      • Why is there always such a negative reaction to folks that are working hard to make a difference?

        Perhaps I was unclear, which is possible, but I meant that "my" idea was obvious. I have the parts here, too. I don't remember what I measured for the draw on the cooler I've got now, though. Also it's red which is not so good in the sun. I got a new one in grey which would be better but the fan doesn't spin and I haven't got to the diagnosis phase yet.

  • by Junior Samples ( 550792 ) on Monday June 04, 2012 @11:48AM (#40209441)

    Why is this news? The picture showed power lines and TV antennas, so they have electricity. A $55 dorm refrigerator will do the job just as well. []

    • Re: (Score:3, Insightful)

      by Anonymous Coward

      Mmmm... no. Just because you have electricity doesn't mean you have *steady* electricity. Some places in the world have electricity only for certain hours of the day. Other places have frequent electricity shutdowns at random intervals.

      When the power goes out and the temperature rises in your little dorm fridge, your medicine goes bad and people die. This is why this medicine fridge needs an alarm as well as the sms message system to say when the fridge is opened to dispense medicine.

  • When I was in school, one of my class projects (for "Analysis of Thermofluid Processes") was to design a theoretical (i.e. we didn't have to actually build it) man portable vaccination cooler. It had to keep the vaccines 50 degrees below ambient for a few days. My design was Peltier effect cooler that ran off batteries for 5 days. Intermittent duty cycle combined with heavy insulation made it more effective than you'd think.
  • by Coeurderoy ( 717228 ) on Monday June 04, 2012 @12:32PM (#40210009)

    The "cooler" will have intermitent power, the beeper will be disconnect because it bothers the people near the "cooler", and the mobile phone is "donated" to the administrator's girl friend, and if they happen to have some "smart" technician s/he'll do some "appropriation" on the "cooler's" simcard.

    But meanwhile the team will have a nice photo-op opportunity in some nicer/safer zone of africa with cute children, and a nice pool at the hotel...

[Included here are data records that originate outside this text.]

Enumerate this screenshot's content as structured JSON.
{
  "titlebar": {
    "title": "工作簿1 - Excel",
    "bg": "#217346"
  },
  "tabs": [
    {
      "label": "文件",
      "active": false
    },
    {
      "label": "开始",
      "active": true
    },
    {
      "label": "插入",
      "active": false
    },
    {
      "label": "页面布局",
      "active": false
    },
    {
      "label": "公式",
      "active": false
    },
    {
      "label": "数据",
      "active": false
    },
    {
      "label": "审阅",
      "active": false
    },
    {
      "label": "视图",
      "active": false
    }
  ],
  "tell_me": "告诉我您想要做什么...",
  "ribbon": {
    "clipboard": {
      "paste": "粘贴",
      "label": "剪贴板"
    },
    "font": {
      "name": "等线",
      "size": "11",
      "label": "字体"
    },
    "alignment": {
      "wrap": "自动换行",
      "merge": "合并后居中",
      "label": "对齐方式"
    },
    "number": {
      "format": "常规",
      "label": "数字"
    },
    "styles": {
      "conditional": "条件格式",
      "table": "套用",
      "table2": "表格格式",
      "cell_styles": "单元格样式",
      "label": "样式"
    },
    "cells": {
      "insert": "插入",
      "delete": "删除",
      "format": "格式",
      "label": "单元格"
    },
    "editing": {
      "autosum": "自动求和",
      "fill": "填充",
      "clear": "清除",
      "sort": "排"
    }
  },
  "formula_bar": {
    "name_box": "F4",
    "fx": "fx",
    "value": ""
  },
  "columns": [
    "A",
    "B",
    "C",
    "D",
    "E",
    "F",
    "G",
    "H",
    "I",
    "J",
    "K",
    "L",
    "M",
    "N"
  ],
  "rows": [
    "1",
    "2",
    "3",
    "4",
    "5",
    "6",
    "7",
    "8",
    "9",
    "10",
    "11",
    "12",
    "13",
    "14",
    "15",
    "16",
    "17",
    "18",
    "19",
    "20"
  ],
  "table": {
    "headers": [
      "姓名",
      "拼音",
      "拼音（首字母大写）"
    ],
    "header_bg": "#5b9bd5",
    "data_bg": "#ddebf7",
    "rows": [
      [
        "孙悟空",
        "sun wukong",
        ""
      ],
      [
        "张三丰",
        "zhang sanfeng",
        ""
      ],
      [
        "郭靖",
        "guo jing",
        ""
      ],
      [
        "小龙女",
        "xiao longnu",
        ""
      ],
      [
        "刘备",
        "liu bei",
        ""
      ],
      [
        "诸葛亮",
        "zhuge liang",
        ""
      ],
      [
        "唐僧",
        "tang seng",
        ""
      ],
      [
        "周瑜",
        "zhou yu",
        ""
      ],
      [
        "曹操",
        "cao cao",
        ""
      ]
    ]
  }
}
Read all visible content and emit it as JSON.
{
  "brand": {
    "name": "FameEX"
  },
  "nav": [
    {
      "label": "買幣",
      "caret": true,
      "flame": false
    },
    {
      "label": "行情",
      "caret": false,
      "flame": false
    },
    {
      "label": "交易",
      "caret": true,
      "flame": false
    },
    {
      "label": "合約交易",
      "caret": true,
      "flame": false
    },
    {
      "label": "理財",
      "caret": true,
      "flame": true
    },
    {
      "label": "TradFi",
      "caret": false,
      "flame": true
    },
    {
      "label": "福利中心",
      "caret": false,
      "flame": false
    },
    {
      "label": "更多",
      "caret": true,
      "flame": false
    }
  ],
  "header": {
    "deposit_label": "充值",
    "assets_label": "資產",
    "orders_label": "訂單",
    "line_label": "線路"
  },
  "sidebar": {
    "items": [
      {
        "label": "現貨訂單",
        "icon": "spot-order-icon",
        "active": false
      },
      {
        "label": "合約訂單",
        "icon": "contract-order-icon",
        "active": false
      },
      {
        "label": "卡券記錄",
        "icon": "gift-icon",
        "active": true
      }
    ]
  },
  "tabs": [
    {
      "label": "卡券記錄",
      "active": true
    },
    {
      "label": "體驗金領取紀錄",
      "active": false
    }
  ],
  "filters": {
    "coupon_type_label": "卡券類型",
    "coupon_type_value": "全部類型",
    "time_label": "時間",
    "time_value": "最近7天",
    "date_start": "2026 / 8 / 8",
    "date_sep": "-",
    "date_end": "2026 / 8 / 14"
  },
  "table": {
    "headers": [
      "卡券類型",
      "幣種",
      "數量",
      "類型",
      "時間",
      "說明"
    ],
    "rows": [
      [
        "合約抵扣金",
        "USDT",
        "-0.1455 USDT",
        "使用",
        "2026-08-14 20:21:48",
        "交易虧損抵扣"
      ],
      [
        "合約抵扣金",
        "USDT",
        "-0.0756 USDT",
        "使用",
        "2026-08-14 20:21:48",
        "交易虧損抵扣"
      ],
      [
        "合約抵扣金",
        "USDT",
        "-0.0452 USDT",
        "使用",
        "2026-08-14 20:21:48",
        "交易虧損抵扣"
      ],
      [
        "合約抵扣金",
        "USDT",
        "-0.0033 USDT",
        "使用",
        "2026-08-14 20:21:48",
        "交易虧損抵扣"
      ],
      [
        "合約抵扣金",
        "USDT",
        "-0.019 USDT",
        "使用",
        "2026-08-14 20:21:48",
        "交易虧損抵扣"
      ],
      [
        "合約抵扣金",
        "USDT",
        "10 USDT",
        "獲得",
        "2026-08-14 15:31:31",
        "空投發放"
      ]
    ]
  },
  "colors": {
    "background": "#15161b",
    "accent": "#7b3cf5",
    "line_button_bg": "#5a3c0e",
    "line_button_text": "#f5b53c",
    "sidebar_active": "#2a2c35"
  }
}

    BTW it's certainly patented by GE or Westhinghouse or some such company...
    Or maybe some gambling machine producer will find out that this is very similar to : "oups the CPU is overheating, lets send an SMS message to the room manager before the machine stops milking the clients..." and use their patents to milk them...

    Moreover keeping medication cold has little to do with tuberculosis, there are many other type of medication / medical supplies that need to be kept cool.

    In another news : advanced high tech help veterans pain management (former sergent FooBar used his/her iPad to call mother, mother told him/her to take an aspirine and some warm herbal tee, calming effect of mom's voice, aspirine and camomille + SMS of girl/boyfriend helped feel better...

  • This is an incremental improvement for cold chain, but does not address some of the key problems.
    1. Cold chain isn't just storage, it is movement. This offers no improvement on current devices.
    2. Cold chain is also vulnerability to theft or accident. This is a very stealale object, and has no additional protection against other natural hazards.
    3. cold chain is also the ability to move, the wireless here does not integrate into a logistical network.

    As a result, even calling it an "innovation" is a stretch, it is

  • Where fancy cooling devices are rare, but ones sending wireless cellphone signals aren't fancy I guess...

    • Where fancy cooling devices are rare, but ones sending wireless cellphone signals aren't fancy I guess...

      They aren't. Cell phone service is ubiquitous in most developing countries, and some third-world countries have better coverage than Europe or the US.

      Turns out that when you don't need to deal with NIMBY issues, putting up a bunch of cell towers is cheaper, easier, and more theft-resistant than running a bunch of copper wire. As a result, cell service has better availability than either wired phone ser

Thus spake the master programmer: "When a program is being tested, it is too late to make design changes." -- Geoffrey James, "The Tao of Programming"